The Trump administration, along with congressional allies and some right-leaning groups, has supported boosting research into technologies that can reprocess spent fuel. Reprocessing, known as “recycling” by proponents, involves separating plutonium and uranium from spent fuel to make new fuel that can be used again.

Rep. Mark Amodei of Nevada has proposed increasing federal funding for ongoing research into nuclear fuel reprocessing at the University of Nevada, Las Vegas.

“The president has created an opening here, so let’s figure out how to fill it,” Amodei, the only Republican in Nevada’s congressional delegation, told the Washington Examiner. “One of the criticisms on Yucca Mountain is Nevadans don’t like people from 49 other states, much less D.C., telling us what to do. Let’s come up with an alternative instead of waiting for what that means.”

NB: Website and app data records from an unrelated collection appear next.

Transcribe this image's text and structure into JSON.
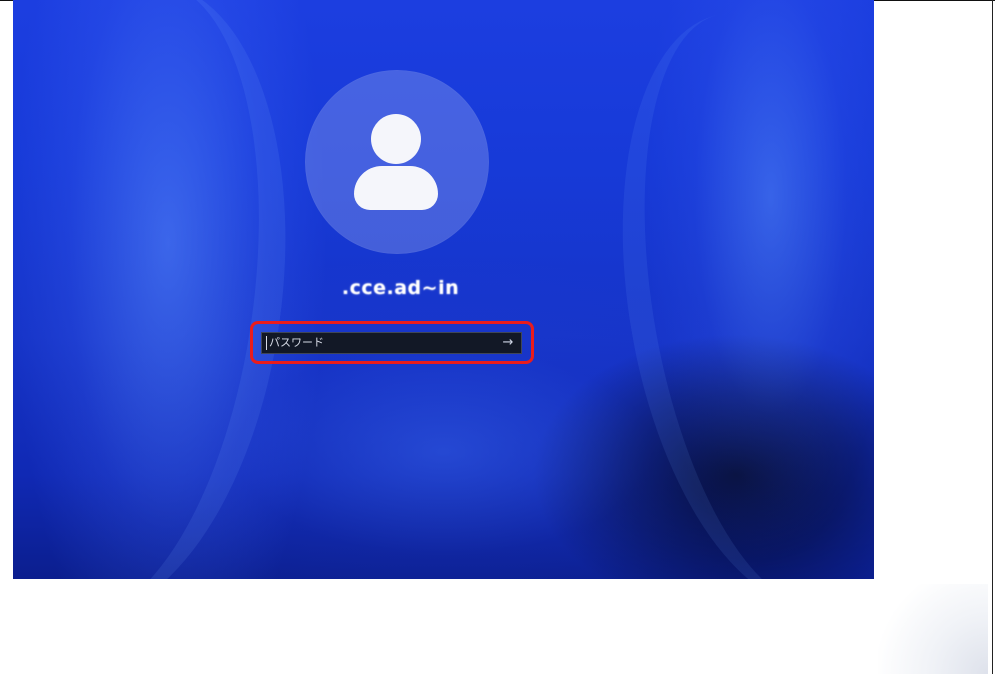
{
  "login": {
    "username": ".cce.ad~in",
    "password_placeholder": "パスワード",
    "password_value": "",
    "submit_icon": "arrow-right-icon",
    "submit_glyph": "→"
  },
  "colors": {
    "highlight": "#ea1c1c",
    "accent": "#1c3ee0"
  }
}
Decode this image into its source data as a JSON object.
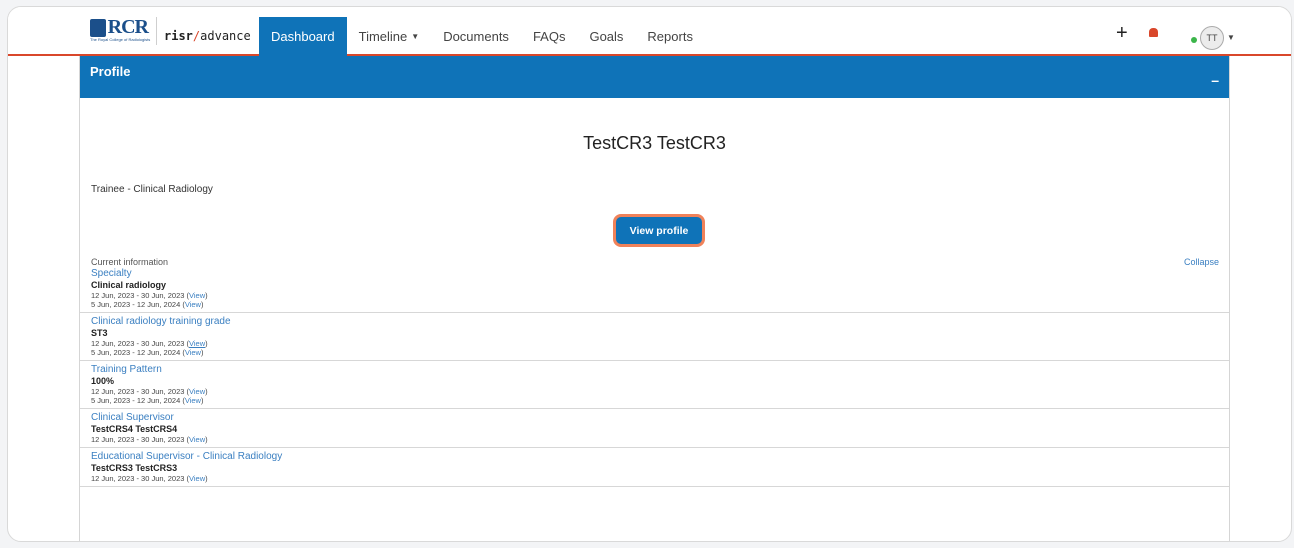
{
  "brand": {
    "logo_text": "RCR",
    "logo_subtext": "The Royal College of Radiologists",
    "product_bold": "risr",
    "product_slash": "/",
    "product_rest": "advance"
  },
  "nav": {
    "items": [
      {
        "label": "Dashboard",
        "active": true
      },
      {
        "label": "Timeline",
        "dropdown": true
      },
      {
        "label": "Documents"
      },
      {
        "label": "FAQs"
      },
      {
        "label": "Goals"
      },
      {
        "label": "Reports"
      }
    ]
  },
  "topbar": {
    "add_icon": "+",
    "bell_icon": "bell-icon",
    "avatar_initials": "TT",
    "status_color": "#3bb54a"
  },
  "profile": {
    "card_title": "Profile",
    "collapse_symbol": "–",
    "full_name": "TestCR3 TestCR3",
    "role": "Trainee - Clinical Radiology",
    "view_button": "View profile",
    "current_info_label": "Current information",
    "collapse_link": "Collapse"
  },
  "sections": [
    {
      "title": "Specialty",
      "value": "Clinical radiology",
      "dates": [
        {
          "range": "12 Jun, 2023 - 30 Jun, 2023",
          "link": "View"
        },
        {
          "range": "5 Jun, 2023 - 12 Jun, 2024",
          "link": "View"
        }
      ]
    },
    {
      "title": "Clinical radiology training grade",
      "value": "ST3",
      "dates": [
        {
          "range": "12 Jun, 2023 - 30 Jun, 2023",
          "link": "View"
        },
        {
          "range": "5 Jun, 2023 - 12 Jun, 2024",
          "link": "View"
        }
      ]
    },
    {
      "title": "Training Pattern",
      "value": "100%",
      "dates": [
        {
          "range": "12 Jun, 2023 - 30 Jun, 2023",
          "link": "View"
        },
        {
          "range": "5 Jun, 2023 - 12 Jun, 2024",
          "link": "View"
        }
      ]
    },
    {
      "title": "Clinical Supervisor",
      "value": "TestCRS4 TestCRS4",
      "dates": [
        {
          "range": "12 Jun, 2023 - 30 Jun, 2023",
          "link": "View"
        }
      ]
    },
    {
      "title": "Educational Supervisor - Clinical Radiology",
      "value": "TestCRS3 TestCRS3",
      "dates": [
        {
          "range": "12 Jun, 2023 - 30 Jun, 2023",
          "link": "View"
        }
      ]
    }
  ],
  "colors": {
    "accent": "#0f73b8",
    "highlight_ring": "#f0825a",
    "topbar_rule": "#d9472b",
    "link": "#3a7fc1"
  }
}
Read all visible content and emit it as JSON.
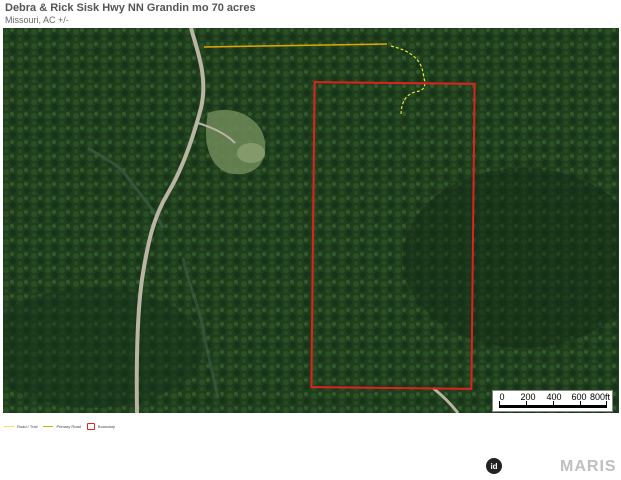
{
  "header": {
    "title": "Debra & Rick Sisk Hwy NN Grandin mo 70 acres",
    "subtitle": "Missouri,  AC +/-"
  },
  "map": {
    "colors": {
      "forest": "#1f3f1c",
      "clearing": "#6f8a58",
      "road": "#b9b4a4",
      "boundary": "#e32020",
      "primary_road": "#e2a500",
      "trail": "#e6e63a"
    }
  },
  "scale": {
    "labels": [
      "0",
      "200",
      "400",
      "600",
      "800ft"
    ]
  },
  "legend": {
    "trail": "Road / Trail",
    "primary_road": "Primary Road",
    "boundary": "Boundary"
  },
  "footer": {
    "logo": "id",
    "brand": "MARIS"
  }
}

But nuclear experts say reprocessing faces economic and nonproliferation concerns and does not prevent the production of nuclear waste.

“There are no alternatives to geological disposal of high-level nuclear waste,” said Allison Macfarlane, a former chairman of the Nuclear Regulatory Commission who is now a professor at George Washington University. “No matter what you do to it, you still need a geological repository. Reprocessing will produce high-level nuclear waste, which will need a repository.”

Macfarlane contributed to a 2018 report, led by Ewing, that recommended moving responsibility for the handling, transportation, and disposal of nuclear waste to an independent nonprofit organization owned by utilities that run nuclear power plants.

Reassigning responsibility to a new utility-owned organization outside the federal government would require an act of Congress.

Ewing and Macfarlane said removing the federal government from the job would “eliminate political fluctuations” in policy and put the onus on utilities that currently have little incentive to contribute to a long-term solution for nuclear waste.

As it is, utilities are receiving millions of dollars in damages from the federal government as a result of suing for costs associated with storing waste at their sites, after the government promised to handle it.

Finland, Sweden, Switzerland, and Canada all have adopted a similar approach, and their nuclear waste management programs are moving forward.

Ewing’s proposal borrows from successful models in other countries by requiring public stakeholders to have an opportunity to reject nuclear waste storage earlier in the process, allowing communities to take a more proactive role.

“The social piece of this is critical,” Macfarlane said. “That has been the sticking point in other countries, too, but they have made efforts on the social side of it and have made progress where the U.S. hasn’t.”



Leave a Reply

Search All Posts